SOURCE DATA: Begin

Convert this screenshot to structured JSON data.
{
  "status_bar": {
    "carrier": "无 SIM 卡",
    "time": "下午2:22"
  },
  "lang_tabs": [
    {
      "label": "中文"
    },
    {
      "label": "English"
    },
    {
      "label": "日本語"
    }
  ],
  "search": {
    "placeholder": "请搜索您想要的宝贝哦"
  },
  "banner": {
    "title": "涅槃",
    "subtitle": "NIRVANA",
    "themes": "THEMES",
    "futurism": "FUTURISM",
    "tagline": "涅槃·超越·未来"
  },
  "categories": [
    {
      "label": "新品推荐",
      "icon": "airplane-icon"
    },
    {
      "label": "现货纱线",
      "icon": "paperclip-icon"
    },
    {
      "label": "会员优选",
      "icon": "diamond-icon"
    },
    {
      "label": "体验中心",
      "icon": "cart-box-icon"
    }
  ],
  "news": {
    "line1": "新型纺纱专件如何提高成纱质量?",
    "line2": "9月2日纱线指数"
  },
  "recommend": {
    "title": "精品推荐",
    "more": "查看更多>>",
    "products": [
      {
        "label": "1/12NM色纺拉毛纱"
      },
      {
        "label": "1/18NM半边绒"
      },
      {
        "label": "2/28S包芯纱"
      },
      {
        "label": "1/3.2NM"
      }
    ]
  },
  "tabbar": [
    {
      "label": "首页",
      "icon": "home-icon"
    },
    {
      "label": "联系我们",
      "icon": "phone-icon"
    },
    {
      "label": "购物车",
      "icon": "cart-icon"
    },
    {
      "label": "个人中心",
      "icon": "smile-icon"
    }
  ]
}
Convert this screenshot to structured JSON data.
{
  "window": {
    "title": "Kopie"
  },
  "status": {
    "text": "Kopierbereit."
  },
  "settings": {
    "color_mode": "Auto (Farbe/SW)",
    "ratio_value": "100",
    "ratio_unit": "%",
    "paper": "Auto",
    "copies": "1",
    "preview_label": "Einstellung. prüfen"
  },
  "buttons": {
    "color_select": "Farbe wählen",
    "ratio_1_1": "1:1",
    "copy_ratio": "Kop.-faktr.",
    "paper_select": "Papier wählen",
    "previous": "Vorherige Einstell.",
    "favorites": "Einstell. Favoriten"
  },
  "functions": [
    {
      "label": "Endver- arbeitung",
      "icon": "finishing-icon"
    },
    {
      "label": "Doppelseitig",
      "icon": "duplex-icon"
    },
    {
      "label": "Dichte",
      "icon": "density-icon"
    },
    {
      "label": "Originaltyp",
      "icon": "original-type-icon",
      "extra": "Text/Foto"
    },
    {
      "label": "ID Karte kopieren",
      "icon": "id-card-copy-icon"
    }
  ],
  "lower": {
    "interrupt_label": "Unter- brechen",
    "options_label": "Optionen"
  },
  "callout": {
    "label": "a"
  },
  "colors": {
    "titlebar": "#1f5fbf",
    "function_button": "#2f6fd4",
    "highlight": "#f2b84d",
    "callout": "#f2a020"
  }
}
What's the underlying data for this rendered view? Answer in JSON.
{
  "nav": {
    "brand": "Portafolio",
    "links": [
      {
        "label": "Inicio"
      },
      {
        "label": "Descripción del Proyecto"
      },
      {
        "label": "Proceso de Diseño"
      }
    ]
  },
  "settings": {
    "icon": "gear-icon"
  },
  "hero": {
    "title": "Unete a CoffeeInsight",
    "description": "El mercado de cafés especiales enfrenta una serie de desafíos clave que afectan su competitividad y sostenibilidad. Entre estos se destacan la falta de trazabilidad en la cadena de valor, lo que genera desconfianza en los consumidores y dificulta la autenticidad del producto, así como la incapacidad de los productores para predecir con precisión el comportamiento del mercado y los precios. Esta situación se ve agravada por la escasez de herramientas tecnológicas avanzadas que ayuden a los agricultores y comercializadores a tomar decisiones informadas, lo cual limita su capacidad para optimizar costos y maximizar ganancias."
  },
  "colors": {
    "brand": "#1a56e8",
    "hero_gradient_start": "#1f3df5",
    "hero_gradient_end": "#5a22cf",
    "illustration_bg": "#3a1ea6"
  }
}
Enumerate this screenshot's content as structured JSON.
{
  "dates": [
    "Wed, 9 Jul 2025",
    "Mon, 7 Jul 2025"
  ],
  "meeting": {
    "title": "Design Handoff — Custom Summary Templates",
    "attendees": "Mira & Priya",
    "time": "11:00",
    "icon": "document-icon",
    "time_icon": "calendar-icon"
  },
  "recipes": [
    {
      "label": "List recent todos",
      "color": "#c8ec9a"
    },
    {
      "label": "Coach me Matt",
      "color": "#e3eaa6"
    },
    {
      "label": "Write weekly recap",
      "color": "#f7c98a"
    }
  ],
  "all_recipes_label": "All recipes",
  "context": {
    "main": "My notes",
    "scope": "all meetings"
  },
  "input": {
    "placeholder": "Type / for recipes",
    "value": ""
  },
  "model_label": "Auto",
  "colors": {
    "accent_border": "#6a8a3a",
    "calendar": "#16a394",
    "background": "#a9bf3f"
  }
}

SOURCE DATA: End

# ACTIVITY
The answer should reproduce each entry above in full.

# YOUR RESPONSE
Convert this screenshot to structured JSON data.
{
  "status_bar": {
    "carrier": "无 SIM 卡",
    "time": "下午2:22"
  },
  "lang_tabs": [
    {
      "label": "中文"
    },
    {
      "label": "English"
    },
    {
      "label": "日本語"
    }
  ],
  "search": {
    "placeholder": "请搜索您想要的宝贝哦"
  },
  "banner": {
    "title": "涅槃",
    "subtitle": "NIRVANA",
    "themes": "THEMES",
    "futurism": "FUTURISM",
    "tagline": "涅槃·超越·未来"
  },
  "categories": [
    {
      "label": "新品推荐",
      "icon": "airplane-icon"
    },
    {
      "label": "现货纱线",
      "icon": "paperclip-icon"
    },
    {
      "label": "会员优选",
      "icon": "diamond-icon"
    },
    {
      "label": "体验中心",
      "icon": "cart-box-icon"
    }
  ],
  "news": {
    "line1": "新型纺纱专件如何提高成纱质量?",
    "line2": "9月2日纱线指数"
  },
  "recommend": {
    "title": "精品推荐",
    "more": "查看更多>>",
    "products": [
      {
        "label": "1/12NM色纺拉毛纱"
      },
      {
        "label": "1/18NM半边绒"
      },
      {
        "label": "2/28S包芯纱"
      },
      {
        "label": "1/3.2NM"
      }
    ]
  },
  "tabbar": [
    {
      "label": "首页",
      "icon": "home-icon"
    },
    {
      "label": "联系我们",
      "icon": "phone-icon"
    },
    {
      "label": "购物车",
      "icon": "cart-icon"
    },
    {
      "label": "个人中心",
      "icon": "smile-icon"
    }
  ]
}
Convert this screenshot to structured JSON data.
{
  "window": {
    "title": "Kopie"
  },
  "status": {
    "text": "Kopierbereit."
  },
  "settings": {
    "color_mode": "Auto (Farbe/SW)",
    "ratio_value": "100",
    "ratio_unit": "%",
    "paper": "Auto",
    "copies": "1",
    "preview_label": "Einstellung. prüfen"
  },
  "buttons": {
    "color_select": "Farbe wählen",
    "ratio_1_1": "1:1",
    "copy_ratio": "Kop.-faktr.",
    "paper_select": "Papier wählen",
    "previous": "Vorherige Einstell.",
    "favorites": "Einstell. Favoriten"
  },
  "functions": [
    {
      "label": "Endver- arbeitung",
      "icon": "finishing-icon"
    },
    {
      "label": "Doppelseitig",
      "icon": "duplex-icon"
    },
    {
      "label": "Dichte",
      "icon": "density-icon"
    },
    {
      "label": "Originaltyp",
      "icon": "original-type-icon",
      "extra": "Text/Foto"
    },
    {
      "label": "ID Karte kopieren",
      "icon": "id-card-copy-icon"
    }
  ],
  "lower": {
    "interrupt_label": "Unter- brechen",
    "options_label": "Optionen"
  },
  "callout": {
    "label": "a"
  },
  "colors": {
    "titlebar": "#1f5fbf",
    "function_button": "#2f6fd4",
    "highlight": "#f2b84d",
    "callout": "#f2a020"
  }
}
What's the underlying data for this rendered view? Answer in JSON.
{
  "nav": {
    "brand": "Portafolio",
    "links": [
      {
        "label": "Inicio"
      },
      {
        "label": "Descripción del Proyecto"
      },
      {
        "label": "Proceso de Diseño"
      }
    ]
  },
  "settings": {
    "icon": "gear-icon"
  },
  "hero": {
    "title": "Unete a CoffeeInsight",
    "description": "El mercado de cafés especiales enfrenta una serie de desafíos clave que afectan su competitividad y sostenibilidad. Entre estos se destacan la falta de trazabilidad en la cadena de valor, lo que genera desconfianza en los consumidores y dificulta la autenticidad del producto, así como la incapacidad de los productores para predecir con precisión el comportamiento del mercado y los precios. Esta situación se ve agravada por la escasez de herramientas tecnológicas avanzadas que ayuden a los agricultores y comercializadores a tomar decisiones informadas, lo cual limita su capacidad para optimizar costos y maximizar ganancias."
  },
  "colors": {
    "brand": "#1a56e8",
    "hero_gradient_start": "#1f3df5",
    "hero_gradient_end": "#5a22cf",
    "illustration_bg": "#3a1ea6"
  }
}
Enumerate this screenshot's content as structured JSON.
{
  "dates": [
    "Wed, 9 Jul 2025",
    "Mon, 7 Jul 2025"
  ],
  "meeting": {
    "title": "Design Handoff — Custom Summary Templates",
    "attendees": "Mira & Priya",
    "time": "11:00",
    "icon": "document-icon",
    "time_icon": "calendar-icon"
  },
  "recipes": [
    {
      "label": "List recent todos",
      "color": "#c8ec9a"
    },
    {
      "label": "Coach me Matt",
      "color": "#e3eaa6"
    },
    {
      "label": "Write weekly recap",
      "color": "#f7c98a"
    }
  ],
  "all_recipes_label": "All recipes",
  "context": {
    "main": "My notes",
    "scope": "all meetings"
  },
  "input": {
    "placeholder": "Type / for recipes",
    "value": ""
  },
  "model_label": "Auto",
  "colors": {
    "accent_border": "#6a8a3a",
    "calendar": "#16a394",
    "background": "#a9bf3f"
  }
}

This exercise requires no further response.